Record set:
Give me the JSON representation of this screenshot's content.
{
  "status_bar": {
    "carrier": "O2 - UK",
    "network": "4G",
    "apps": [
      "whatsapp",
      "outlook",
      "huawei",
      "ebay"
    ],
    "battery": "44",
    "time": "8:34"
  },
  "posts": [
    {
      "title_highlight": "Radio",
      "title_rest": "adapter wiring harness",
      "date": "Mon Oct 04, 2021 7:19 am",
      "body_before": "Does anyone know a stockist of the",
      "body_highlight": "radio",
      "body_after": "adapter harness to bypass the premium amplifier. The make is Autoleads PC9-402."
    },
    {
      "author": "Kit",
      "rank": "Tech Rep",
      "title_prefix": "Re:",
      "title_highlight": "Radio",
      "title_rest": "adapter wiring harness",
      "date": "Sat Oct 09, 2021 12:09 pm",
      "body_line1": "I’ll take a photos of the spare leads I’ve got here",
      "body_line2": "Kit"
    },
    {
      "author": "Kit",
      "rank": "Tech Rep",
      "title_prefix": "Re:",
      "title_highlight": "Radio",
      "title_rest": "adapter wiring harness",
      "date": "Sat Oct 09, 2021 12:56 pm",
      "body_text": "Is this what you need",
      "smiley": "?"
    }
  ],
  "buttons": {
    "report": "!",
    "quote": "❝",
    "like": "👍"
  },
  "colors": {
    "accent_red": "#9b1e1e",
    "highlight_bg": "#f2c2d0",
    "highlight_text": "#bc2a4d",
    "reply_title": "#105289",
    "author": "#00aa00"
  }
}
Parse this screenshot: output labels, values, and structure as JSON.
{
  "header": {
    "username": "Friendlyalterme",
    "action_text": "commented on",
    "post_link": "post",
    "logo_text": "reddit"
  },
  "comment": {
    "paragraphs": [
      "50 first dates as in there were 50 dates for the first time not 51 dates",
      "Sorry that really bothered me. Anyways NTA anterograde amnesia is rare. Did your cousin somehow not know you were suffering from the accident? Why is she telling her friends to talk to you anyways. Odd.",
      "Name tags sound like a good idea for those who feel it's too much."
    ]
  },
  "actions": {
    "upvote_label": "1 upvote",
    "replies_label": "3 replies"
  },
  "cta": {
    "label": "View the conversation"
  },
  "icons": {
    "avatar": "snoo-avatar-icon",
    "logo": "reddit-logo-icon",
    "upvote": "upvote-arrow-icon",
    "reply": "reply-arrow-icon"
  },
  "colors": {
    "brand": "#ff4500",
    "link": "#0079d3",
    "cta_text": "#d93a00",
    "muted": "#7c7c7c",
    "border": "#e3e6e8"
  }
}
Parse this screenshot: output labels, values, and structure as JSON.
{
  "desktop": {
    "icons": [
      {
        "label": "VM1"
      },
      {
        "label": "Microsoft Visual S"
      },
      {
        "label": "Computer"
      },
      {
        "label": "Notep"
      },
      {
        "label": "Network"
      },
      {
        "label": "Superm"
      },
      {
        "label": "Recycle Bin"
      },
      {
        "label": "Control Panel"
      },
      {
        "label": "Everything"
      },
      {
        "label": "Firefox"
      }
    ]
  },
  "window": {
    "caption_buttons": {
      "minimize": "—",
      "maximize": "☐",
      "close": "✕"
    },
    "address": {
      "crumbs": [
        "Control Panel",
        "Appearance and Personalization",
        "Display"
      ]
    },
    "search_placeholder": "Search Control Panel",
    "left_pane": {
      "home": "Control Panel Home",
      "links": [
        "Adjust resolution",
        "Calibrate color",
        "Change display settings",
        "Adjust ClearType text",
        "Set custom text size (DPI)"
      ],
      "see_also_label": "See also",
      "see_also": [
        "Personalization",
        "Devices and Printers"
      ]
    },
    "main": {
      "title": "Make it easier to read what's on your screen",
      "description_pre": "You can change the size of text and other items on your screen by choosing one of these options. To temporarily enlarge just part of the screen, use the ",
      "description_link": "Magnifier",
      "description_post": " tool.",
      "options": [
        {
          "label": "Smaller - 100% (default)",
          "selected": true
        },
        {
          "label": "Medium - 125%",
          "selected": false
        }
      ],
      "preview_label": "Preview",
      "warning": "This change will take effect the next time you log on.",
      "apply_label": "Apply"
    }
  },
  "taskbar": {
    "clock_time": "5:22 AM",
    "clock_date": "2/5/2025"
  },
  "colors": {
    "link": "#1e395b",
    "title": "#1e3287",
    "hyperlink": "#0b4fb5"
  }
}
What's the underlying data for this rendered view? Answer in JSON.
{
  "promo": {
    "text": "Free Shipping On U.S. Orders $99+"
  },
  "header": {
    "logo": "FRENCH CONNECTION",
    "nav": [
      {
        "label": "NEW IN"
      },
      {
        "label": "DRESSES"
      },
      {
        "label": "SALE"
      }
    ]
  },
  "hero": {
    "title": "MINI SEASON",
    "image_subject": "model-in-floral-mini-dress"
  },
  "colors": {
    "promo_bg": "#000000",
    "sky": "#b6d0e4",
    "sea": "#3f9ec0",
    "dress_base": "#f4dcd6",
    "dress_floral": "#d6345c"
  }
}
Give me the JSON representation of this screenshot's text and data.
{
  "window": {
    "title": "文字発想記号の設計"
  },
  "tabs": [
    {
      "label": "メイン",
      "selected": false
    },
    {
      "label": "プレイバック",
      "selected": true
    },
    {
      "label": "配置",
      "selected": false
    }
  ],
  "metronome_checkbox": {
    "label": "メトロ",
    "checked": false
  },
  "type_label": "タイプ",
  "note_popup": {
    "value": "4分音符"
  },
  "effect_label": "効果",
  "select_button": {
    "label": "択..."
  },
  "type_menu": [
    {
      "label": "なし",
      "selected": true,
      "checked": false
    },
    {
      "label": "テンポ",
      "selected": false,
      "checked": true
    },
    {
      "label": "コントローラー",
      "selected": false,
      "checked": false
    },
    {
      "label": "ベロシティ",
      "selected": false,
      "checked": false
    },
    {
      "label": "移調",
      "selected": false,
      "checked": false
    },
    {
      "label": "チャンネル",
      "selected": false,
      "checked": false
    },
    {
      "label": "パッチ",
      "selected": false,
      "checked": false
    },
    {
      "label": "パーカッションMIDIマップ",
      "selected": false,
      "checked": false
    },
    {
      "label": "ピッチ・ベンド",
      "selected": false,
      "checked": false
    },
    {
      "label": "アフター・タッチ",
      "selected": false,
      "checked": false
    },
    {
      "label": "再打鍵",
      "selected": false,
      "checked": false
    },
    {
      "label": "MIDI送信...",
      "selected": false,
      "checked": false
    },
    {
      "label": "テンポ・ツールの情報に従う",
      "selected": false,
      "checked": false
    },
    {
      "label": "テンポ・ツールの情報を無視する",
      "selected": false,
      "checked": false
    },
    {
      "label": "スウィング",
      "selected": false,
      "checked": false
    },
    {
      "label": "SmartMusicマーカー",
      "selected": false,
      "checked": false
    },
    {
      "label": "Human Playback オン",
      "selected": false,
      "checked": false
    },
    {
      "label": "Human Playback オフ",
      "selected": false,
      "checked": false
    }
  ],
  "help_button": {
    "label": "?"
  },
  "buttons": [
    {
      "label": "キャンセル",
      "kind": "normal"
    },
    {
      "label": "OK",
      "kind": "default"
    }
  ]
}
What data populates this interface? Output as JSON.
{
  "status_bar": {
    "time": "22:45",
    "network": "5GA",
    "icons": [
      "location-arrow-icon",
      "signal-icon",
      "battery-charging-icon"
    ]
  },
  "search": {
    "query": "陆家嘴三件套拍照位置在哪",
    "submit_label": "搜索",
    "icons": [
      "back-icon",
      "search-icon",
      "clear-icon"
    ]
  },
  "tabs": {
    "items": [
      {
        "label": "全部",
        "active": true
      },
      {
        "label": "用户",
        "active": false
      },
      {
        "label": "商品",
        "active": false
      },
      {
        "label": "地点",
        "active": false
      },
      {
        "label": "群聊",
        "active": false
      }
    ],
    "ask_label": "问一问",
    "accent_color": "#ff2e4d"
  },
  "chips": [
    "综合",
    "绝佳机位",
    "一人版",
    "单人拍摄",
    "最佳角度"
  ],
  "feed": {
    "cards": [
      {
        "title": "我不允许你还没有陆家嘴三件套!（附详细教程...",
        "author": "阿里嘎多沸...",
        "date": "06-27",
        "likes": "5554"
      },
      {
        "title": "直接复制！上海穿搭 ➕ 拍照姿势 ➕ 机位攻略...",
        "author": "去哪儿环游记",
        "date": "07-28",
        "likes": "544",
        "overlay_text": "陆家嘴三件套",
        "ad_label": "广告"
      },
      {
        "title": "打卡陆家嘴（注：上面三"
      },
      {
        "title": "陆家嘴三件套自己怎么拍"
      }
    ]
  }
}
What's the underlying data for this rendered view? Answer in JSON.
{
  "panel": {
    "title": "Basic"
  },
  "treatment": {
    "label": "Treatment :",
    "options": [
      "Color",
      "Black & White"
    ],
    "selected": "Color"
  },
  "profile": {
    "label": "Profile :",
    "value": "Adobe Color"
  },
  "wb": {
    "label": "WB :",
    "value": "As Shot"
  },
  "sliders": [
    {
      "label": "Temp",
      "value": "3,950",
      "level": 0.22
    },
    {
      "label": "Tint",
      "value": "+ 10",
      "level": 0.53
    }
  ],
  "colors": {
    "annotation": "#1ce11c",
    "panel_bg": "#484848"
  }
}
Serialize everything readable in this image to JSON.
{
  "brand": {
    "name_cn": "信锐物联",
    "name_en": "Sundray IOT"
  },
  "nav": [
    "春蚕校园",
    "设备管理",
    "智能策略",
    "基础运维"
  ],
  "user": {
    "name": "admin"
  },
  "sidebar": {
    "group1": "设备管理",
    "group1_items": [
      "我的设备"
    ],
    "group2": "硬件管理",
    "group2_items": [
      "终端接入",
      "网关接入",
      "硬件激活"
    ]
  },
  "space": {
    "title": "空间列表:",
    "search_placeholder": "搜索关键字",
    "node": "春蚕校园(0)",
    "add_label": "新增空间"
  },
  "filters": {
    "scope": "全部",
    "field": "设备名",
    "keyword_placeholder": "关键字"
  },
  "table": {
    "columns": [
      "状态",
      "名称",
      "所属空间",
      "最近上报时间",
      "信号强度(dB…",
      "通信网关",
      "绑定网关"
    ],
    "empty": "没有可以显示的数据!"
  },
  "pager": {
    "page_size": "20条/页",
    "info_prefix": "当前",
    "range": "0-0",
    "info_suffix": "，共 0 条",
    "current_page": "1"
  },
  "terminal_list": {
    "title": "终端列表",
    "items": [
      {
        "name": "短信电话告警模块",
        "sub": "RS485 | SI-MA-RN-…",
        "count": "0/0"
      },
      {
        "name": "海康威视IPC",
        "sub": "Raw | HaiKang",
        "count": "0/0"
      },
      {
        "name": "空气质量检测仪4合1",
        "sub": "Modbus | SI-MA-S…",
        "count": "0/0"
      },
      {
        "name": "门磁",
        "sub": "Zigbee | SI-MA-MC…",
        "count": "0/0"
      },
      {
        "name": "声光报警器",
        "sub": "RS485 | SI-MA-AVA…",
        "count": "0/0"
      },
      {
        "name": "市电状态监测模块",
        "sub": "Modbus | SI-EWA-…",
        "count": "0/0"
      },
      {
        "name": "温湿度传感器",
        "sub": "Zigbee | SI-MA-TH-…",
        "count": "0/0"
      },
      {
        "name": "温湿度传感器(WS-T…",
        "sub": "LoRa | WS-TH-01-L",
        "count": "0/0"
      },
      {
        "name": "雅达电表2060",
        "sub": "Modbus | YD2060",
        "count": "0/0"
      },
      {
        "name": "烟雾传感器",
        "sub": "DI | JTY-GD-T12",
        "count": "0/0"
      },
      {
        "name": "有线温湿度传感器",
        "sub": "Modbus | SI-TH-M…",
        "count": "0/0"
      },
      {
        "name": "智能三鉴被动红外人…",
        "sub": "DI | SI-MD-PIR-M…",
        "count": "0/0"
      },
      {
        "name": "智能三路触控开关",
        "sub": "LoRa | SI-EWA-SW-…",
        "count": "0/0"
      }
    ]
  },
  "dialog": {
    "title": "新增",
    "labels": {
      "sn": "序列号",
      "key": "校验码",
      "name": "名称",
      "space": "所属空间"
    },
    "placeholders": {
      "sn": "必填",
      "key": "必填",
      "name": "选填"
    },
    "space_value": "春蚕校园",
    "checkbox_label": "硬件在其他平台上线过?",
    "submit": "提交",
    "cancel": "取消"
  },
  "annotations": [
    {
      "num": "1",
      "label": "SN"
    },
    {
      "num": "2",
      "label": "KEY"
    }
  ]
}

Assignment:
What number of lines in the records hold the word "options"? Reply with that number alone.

Answer for the task:
3